What is being asked:
Some lines hold the string "this". Copy all of them from the material that follows.

####

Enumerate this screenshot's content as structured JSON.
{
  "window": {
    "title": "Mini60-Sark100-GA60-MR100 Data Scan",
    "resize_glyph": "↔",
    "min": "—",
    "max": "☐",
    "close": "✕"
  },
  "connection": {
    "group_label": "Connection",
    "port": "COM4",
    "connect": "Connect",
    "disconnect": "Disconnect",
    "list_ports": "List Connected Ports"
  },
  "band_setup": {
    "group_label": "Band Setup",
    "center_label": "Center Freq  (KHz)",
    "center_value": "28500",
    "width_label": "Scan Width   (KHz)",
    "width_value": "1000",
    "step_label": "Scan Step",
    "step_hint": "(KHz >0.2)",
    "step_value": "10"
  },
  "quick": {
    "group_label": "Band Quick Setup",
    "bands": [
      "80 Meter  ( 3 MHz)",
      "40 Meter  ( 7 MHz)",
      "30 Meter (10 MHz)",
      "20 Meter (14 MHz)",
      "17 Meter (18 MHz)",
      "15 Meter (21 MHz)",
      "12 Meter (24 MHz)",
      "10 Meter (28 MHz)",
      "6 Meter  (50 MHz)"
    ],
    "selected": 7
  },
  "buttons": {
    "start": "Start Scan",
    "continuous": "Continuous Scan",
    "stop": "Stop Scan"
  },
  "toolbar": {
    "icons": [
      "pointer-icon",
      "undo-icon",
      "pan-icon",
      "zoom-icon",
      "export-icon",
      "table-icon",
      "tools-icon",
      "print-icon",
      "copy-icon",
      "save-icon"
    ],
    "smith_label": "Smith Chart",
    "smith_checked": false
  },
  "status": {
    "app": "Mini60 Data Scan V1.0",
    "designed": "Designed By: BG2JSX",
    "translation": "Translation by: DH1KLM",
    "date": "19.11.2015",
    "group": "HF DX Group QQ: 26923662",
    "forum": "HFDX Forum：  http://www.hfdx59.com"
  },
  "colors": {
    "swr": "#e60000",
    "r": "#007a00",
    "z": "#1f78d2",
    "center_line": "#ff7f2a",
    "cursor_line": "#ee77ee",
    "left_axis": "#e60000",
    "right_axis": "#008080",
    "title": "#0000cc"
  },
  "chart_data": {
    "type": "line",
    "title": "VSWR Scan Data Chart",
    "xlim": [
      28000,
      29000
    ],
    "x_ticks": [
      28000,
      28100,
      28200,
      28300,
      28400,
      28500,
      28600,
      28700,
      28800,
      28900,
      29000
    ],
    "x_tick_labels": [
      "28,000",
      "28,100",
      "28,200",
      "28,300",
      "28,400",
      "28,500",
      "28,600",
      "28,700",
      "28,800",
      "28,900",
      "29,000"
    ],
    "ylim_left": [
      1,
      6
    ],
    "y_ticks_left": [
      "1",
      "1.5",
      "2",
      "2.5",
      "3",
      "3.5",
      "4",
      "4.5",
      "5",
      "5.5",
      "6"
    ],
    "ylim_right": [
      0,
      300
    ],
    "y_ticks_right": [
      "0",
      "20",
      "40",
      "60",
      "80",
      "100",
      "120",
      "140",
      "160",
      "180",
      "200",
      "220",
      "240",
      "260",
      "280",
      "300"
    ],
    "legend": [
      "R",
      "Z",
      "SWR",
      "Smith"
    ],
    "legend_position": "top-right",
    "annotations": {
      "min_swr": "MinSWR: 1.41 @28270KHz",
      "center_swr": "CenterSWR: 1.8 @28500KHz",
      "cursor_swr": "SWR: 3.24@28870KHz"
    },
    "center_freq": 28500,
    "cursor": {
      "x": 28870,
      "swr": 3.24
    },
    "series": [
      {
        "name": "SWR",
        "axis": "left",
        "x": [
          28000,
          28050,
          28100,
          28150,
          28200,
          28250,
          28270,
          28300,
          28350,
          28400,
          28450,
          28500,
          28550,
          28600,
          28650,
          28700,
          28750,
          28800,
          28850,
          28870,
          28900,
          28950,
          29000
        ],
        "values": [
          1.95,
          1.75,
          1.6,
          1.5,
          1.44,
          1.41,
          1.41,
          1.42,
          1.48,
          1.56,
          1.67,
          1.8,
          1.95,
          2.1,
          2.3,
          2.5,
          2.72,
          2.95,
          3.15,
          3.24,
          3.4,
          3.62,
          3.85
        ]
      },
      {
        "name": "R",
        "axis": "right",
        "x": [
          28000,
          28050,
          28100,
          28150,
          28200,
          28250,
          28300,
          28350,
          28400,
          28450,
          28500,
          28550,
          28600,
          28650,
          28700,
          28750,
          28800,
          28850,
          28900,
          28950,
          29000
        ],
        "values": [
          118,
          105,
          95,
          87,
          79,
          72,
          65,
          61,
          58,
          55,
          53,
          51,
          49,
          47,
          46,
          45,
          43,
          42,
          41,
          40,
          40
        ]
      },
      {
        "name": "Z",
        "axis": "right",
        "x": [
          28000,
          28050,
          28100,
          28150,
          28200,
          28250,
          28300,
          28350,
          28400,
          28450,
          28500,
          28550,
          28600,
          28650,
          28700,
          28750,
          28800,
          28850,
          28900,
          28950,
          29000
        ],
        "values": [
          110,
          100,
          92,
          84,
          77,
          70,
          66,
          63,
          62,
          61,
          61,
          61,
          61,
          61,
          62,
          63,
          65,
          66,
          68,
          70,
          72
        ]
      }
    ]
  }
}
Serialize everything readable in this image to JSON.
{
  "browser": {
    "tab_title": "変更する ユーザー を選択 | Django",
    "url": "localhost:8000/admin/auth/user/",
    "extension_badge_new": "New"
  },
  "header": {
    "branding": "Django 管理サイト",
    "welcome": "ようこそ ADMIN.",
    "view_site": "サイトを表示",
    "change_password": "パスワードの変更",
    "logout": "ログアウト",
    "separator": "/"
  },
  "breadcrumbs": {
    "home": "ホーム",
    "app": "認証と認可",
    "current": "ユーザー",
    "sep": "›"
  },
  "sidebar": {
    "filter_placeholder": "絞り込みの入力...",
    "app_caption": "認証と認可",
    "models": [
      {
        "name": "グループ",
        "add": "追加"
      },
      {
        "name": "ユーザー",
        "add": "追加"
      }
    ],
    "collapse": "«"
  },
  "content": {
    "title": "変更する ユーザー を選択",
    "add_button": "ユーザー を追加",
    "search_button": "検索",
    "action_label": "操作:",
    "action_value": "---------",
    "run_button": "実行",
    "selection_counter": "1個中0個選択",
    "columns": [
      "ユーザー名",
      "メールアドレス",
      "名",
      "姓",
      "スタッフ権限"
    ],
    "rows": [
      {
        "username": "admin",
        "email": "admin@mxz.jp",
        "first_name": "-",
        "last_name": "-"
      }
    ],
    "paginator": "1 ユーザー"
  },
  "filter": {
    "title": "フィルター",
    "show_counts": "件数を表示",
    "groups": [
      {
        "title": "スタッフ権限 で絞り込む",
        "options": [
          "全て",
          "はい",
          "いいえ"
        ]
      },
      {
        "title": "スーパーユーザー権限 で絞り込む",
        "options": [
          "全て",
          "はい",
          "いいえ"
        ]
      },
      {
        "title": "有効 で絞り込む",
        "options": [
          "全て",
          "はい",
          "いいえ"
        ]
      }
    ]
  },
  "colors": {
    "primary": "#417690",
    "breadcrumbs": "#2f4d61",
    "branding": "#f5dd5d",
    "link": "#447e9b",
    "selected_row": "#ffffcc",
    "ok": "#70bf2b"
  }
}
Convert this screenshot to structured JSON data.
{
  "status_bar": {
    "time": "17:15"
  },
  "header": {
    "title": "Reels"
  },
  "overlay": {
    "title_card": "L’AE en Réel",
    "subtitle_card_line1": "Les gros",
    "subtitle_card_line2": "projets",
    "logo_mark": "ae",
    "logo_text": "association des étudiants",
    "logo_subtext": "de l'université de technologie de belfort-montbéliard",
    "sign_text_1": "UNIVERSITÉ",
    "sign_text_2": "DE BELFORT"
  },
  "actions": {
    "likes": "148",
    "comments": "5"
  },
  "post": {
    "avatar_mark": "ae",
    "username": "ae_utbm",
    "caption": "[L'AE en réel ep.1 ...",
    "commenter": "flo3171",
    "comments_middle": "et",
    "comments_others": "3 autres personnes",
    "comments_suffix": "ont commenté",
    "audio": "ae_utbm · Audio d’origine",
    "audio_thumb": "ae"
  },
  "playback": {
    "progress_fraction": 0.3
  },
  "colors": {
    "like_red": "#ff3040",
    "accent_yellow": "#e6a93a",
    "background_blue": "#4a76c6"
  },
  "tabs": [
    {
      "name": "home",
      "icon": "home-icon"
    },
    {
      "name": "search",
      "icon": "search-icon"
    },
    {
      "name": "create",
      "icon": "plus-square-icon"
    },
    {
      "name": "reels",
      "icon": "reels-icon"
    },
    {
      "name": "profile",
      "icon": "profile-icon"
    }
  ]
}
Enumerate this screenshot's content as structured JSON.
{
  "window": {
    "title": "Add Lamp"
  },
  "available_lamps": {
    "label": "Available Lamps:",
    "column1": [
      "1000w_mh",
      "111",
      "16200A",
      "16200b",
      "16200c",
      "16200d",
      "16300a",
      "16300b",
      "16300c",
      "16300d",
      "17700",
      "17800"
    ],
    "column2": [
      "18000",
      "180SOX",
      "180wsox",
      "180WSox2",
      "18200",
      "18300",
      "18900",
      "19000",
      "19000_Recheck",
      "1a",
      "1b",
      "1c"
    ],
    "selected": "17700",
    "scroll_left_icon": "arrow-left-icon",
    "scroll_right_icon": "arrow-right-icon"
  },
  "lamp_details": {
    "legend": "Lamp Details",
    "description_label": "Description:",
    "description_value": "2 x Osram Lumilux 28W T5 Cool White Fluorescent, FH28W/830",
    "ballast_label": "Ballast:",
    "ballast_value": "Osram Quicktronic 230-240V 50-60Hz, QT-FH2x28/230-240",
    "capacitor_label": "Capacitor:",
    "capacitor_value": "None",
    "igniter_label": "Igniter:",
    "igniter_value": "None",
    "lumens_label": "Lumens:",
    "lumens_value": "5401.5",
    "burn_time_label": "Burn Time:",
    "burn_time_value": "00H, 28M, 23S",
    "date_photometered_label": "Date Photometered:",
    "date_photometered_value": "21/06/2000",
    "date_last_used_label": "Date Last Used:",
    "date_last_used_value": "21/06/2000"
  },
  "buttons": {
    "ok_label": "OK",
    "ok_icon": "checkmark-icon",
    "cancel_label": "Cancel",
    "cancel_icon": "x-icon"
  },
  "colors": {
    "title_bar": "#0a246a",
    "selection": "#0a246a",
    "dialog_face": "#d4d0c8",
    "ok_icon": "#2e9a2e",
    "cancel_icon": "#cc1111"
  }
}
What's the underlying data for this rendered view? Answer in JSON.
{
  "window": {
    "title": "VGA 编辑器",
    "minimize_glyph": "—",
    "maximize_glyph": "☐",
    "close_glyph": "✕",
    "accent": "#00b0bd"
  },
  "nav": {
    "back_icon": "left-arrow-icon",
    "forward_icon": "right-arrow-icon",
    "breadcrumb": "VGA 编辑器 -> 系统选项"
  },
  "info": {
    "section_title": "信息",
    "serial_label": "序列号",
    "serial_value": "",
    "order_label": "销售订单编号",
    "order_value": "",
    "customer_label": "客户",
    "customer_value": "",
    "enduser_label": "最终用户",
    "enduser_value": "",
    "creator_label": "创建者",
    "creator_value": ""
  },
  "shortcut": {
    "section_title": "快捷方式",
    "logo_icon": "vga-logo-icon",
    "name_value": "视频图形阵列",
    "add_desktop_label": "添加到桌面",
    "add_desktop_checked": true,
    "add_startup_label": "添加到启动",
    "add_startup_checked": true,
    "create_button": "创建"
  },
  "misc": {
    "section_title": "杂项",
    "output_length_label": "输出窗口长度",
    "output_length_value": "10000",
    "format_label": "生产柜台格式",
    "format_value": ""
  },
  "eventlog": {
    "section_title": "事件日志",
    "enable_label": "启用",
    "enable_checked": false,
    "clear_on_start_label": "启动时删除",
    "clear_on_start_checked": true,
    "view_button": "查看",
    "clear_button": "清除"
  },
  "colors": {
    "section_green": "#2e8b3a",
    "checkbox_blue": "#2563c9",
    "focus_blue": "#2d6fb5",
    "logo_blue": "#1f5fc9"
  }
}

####

Reply to the exercise:
Enumerate this screenshot's content as structured JSON.
Serialize everything readable in this image to JSON.
Convert this screenshot to structured JSON data.
Enumerate this screenshot's content as structured JSON.
What's the underlying data for this rendered view? Answer in JSON.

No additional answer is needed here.